Of course, I knew for a while before the announcement, but we were waiting to share the news until we were certain we were ready to share. And I am so excited to be able to have shared this pregnancy reveal with all of you! Karley and I are adding another member to the upper house and I couldn’t be happier. She is due in May. As I said in November, keep an eye out for a fundraiser contest for the baby!
December – Podcast Rebirth
It is interesting how this year in review bookends with the How Two Medieval podcast. The beginning of the year started with the beginning of the podcast, fitting. Now we come full circle and I find one of the more notable events of the end of this year is bringing on Matt as co-host to the podcast. It was a big change, and changes such as this do not come without some amount of friction, but on the whole, it is a transition I can say with complete honesty has left no hard feelings. I am also certain there will be a whole ‘nother year of H2M content!
Looking to the Future
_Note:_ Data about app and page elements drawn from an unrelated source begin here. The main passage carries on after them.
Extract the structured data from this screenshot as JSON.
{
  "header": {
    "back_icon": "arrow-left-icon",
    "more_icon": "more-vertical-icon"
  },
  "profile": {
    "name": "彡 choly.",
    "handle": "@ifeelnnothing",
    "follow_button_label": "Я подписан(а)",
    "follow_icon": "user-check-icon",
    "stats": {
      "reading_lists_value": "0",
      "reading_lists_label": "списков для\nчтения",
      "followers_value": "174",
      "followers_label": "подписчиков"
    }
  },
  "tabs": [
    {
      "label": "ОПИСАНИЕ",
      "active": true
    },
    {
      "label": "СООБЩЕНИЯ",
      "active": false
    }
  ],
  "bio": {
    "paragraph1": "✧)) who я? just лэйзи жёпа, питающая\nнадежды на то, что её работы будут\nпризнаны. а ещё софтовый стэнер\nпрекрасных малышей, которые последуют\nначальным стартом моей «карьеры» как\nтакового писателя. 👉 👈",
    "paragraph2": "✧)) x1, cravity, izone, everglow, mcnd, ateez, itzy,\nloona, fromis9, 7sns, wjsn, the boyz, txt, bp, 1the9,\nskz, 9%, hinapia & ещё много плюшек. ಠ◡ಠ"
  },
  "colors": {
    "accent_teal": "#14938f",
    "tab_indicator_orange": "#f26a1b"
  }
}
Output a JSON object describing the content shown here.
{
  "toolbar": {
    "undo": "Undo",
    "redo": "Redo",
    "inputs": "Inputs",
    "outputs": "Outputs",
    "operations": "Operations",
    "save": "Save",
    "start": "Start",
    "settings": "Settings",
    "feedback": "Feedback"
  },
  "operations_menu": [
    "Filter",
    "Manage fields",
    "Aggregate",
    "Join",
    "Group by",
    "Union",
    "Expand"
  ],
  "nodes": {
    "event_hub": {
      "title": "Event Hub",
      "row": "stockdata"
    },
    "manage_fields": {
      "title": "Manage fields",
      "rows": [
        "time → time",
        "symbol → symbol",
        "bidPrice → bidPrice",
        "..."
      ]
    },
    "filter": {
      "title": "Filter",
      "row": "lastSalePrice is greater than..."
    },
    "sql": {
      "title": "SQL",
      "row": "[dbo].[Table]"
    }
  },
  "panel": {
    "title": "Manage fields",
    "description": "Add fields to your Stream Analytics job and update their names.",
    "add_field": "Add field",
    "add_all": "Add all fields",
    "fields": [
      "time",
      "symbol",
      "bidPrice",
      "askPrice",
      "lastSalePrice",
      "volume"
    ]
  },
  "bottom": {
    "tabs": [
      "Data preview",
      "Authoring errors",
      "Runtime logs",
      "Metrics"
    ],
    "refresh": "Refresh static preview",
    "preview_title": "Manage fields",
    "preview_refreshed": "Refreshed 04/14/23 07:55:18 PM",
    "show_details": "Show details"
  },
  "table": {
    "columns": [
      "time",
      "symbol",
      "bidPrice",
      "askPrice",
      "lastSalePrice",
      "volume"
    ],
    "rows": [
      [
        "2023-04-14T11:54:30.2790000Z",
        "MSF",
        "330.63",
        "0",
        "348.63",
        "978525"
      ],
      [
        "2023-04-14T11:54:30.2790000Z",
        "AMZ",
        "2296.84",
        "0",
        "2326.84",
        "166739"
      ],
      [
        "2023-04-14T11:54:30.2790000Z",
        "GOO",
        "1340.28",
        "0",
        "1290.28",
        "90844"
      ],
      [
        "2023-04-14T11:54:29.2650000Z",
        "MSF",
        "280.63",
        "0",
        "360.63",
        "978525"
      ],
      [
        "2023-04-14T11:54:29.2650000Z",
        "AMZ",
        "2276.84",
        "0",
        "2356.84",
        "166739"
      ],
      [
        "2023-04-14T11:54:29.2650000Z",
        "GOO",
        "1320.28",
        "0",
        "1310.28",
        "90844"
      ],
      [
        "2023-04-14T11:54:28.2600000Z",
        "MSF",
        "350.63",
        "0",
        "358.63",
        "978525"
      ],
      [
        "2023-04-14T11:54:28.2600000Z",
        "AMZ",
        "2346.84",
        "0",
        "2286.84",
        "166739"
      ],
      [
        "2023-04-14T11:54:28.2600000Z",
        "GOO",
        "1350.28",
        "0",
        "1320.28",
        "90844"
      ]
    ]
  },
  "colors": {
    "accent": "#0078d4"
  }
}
I have been bitten by the video bug, and I cannot put my finger on exactly what it is which has made me feel so increasingly motivated to do video content. My desire to write has not diminished, but in addition to having half a dozen written article ideas, I have dozens of video concepts bouncing around inside my head. And some of my video ideas would make great companion articles, and many of my articles are rife with material lending themselves to companion videos, so anticipate many more videos in the future. I have some reviews I want to do, tutorials I want to develop, and I also have some narrative short films and sketch comedy ideas in the medieval style.
I also have some research goals of mine which are taking a considerable amount of time. There’s a level of tediousness and meticulousness in, say, counting the number of figures in hundreds of manuscript miniatures, but I enjoy that kind of work. I can enjoy it, but it doesn’t make it go any faster. Because of the time commitment, I worry I will only get one or two of these completed, but when I do I know you will be very happy with some more accessible, in-depth, historical research.
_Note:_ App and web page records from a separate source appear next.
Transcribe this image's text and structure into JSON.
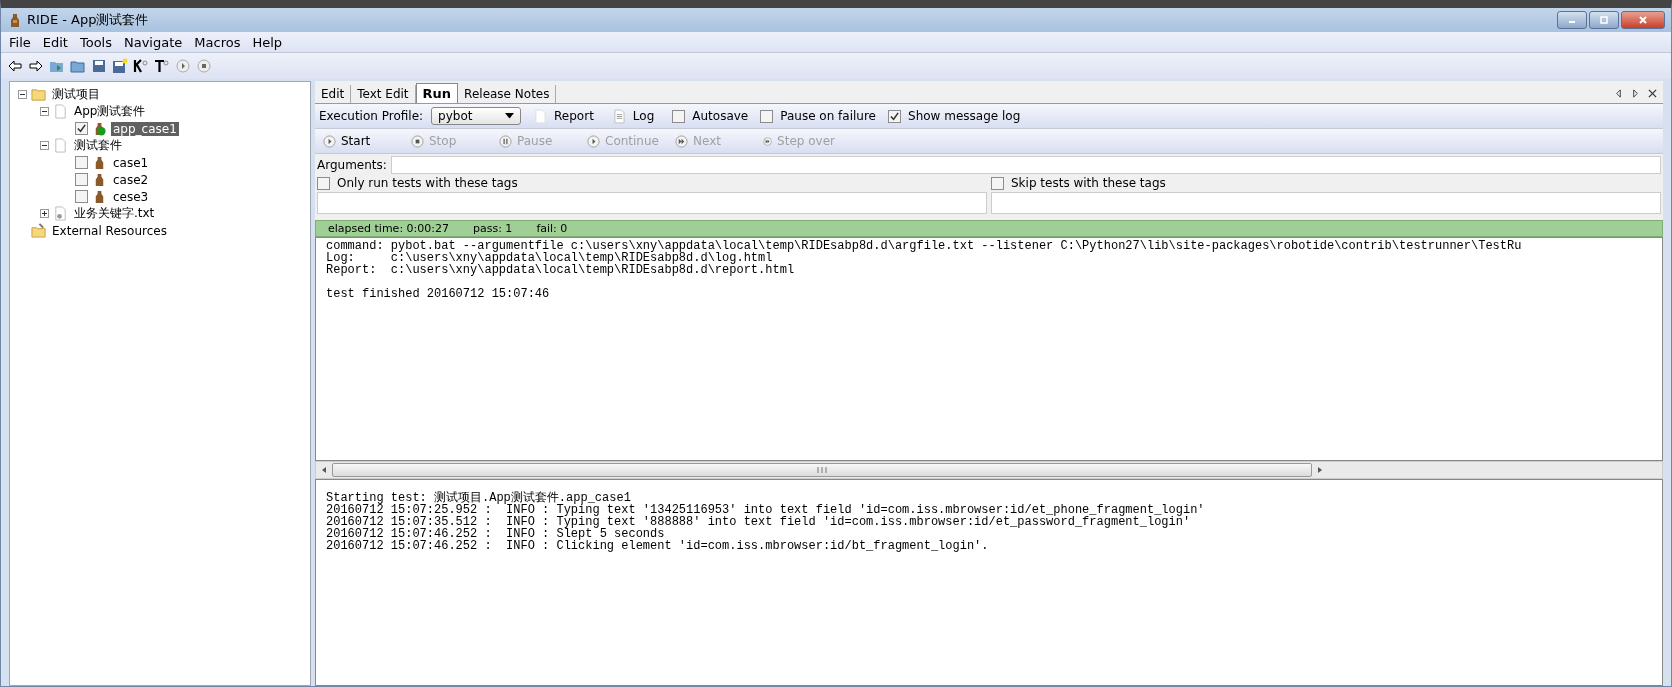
{
  "window": {
    "title": "RIDE - App测试套件"
  },
  "menu": [
    "File",
    "Edit",
    "Tools",
    "Navigate",
    "Macros",
    "Help"
  ],
  "tree": [
    {
      "label": "测试项目",
      "kind": "folder",
      "expanded": true,
      "children": [
        {
          "label": "App测试套件",
          "kind": "suite",
          "expanded": true,
          "children": [
            {
              "label": "app_case1",
              "kind": "test",
              "checked": true,
              "selected": true,
              "running": true
            }
          ]
        },
        {
          "label": "测试套件",
          "kind": "suite",
          "expanded": true,
          "children": [
            {
              "label": "case1",
              "kind": "test",
              "checked": false,
              "selected": false,
              "running": false
            },
            {
              "label": "case2",
              "kind": "test",
              "checked": false,
              "selected": false,
              "running": false
            },
            {
              "label": "cese3",
              "kind": "test",
              "checked": false,
              "selected": false,
              "running": false
            }
          ]
        },
        {
          "label": "业务关键字.txt",
          "kind": "resource",
          "expanded": false
        }
      ]
    },
    {
      "label": "External Resources",
      "kind": "external"
    }
  ],
  "tabs": [
    {
      "label": "Edit",
      "selected": false
    },
    {
      "label": "Text Edit",
      "selected": false
    },
    {
      "label": "Run",
      "selected": true
    },
    {
      "label": "Release Notes",
      "selected": false
    }
  ],
  "profile": {
    "label": "Execution Profile:",
    "value": "pybot"
  },
  "links": [
    {
      "label": "Report",
      "kind": "report"
    },
    {
      "label": "Log",
      "kind": "log"
    }
  ],
  "options": [
    {
      "label": "Autosave",
      "checked": false
    },
    {
      "label": "Pause on failure",
      "checked": false
    },
    {
      "label": "Show message log",
      "checked": true
    }
  ],
  "run_buttons": [
    {
      "label": "Start",
      "kind": "play",
      "disabled": false
    },
    {
      "label": "Stop",
      "kind": "stop",
      "disabled": true
    },
    {
      "label": "Pause",
      "kind": "pause",
      "disabled": true
    },
    {
      "label": "Continue",
      "kind": "play",
      "disabled": true
    },
    {
      "label": "Next",
      "kind": "next",
      "disabled": true
    },
    {
      "label": "Step over",
      "kind": "next",
      "disabled": true
    }
  ],
  "arguments": {
    "label": "Arguments:"
  },
  "tag_filters": [
    {
      "label": "Only run tests with these tags",
      "checked": false
    },
    {
      "label": "Skip tests with these tags",
      "checked": false
    }
  ],
  "status": {
    "elapsed": "elapsed time: 0:00:27",
    "pass": "pass: 1",
    "fail": "fail: 0"
  },
  "output": {
    "lines": [
      "command: pybot.bat --argumentfile c:\\users\\xny\\appdata\\local\\temp\\RIDEsabp8d.d\\argfile.txt --listener C:\\Python27\\lib\\site-packages\\robotide\\contrib\\testrunner\\TestRu",
      "Log:     c:\\users\\xny\\appdata\\local\\temp\\RIDEsabp8d.d\\log.html",
      "Report:  c:\\users\\xny\\appdata\\local\\temp\\RIDEsabp8d.d\\report.html"
    ],
    "result": "test finished 20160712 15:07:46"
  },
  "message_log": [
    "Starting test: 测试项目.App测试套件.app_case1",
    "20160712 15:07:25.952 :  INFO : Typing text '13425116953' into text field 'id=com.iss.mbrowser:id/et_phone_fragment_login'",
    "20160712 15:07:35.512 :  INFO : Typing text '888888' into text field 'id=com.iss.mbrowser:id/et_password_fragment_login'",
    "20160712 15:07:46.252 :  INFO : Slept 5 seconds",
    "20160712 15:07:46.252 :  INFO : Clicking element 'id=com.iss.mbrowser:id/bt_fragment_login'."
  ]
}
I also want to continue to develop a living history group focusing on “micro-events” every month or so. This is a concept I have been developing in the back of my head for months, and it is going to be the topic of an upcoming podcast episode, though I may write an article organizing my thoughts on the concept as well, just so I can have the mindset explored to its fullest. Events such as these should also be glamor engines, fueling social media’s endless desire for more pretty pictures. I would also like to host at least one event in 2021, though who knows with covid.
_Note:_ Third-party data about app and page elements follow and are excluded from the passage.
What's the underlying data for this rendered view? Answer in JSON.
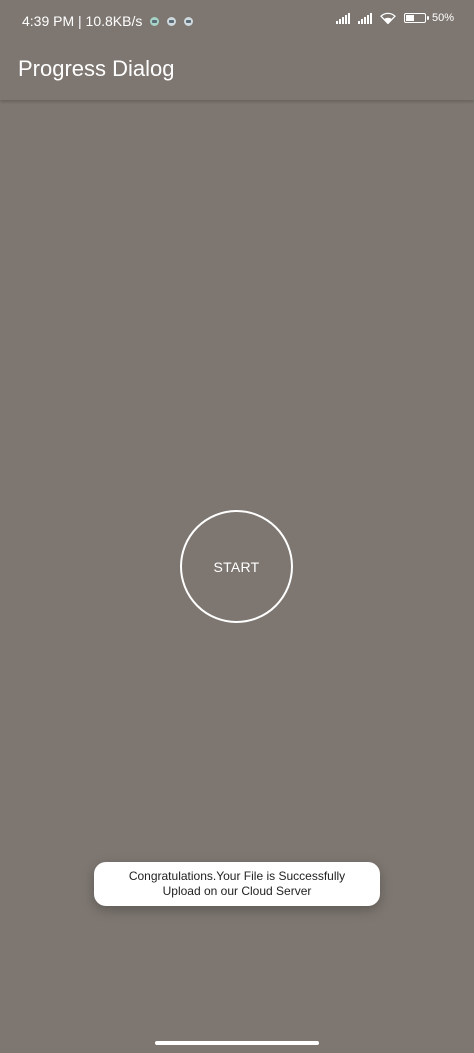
{
  "status_bar": {
    "time_speed": "4:39 PM | 10.8KB/s",
    "icons": [
      "notification-app-icon",
      "notification-app-icon",
      "notification-app-icon"
    ],
    "right_icons": [
      "signal-icon",
      "signal-icon",
      "wifi-icon",
      "battery-icon"
    ],
    "battery_level": 50,
    "battery_text": "50"
  },
  "app_bar": {
    "title": "Progress Dialog"
  },
  "main": {
    "start_button_label": "START"
  },
  "toast": {
    "message": "Congratulations.Your File is Successfully\nUpload on our Cloud Server"
  },
  "colors": {
    "background": "#7e7771",
    "text": "#ffffff",
    "toast_bg": "#ffffff",
    "toast_text": "#222222"
  }
}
This year has taught me the value of collaboration. I have been bringing people in to write guest articles which is fun and if you want to write one for the site just send me an email (TheTurnipOfTerror @ Gmail.com) or fill out the contact form. I want to collaborate as much as I can and bring together the great figures in the community. If the world opens up again next year I want to return to my previous goals of traveling more and interviewing more. I plan to help the online community grow, and see medieval living history thrive.
I also really need to start putting out these newsletters on the last day of the month, not the first of the next one.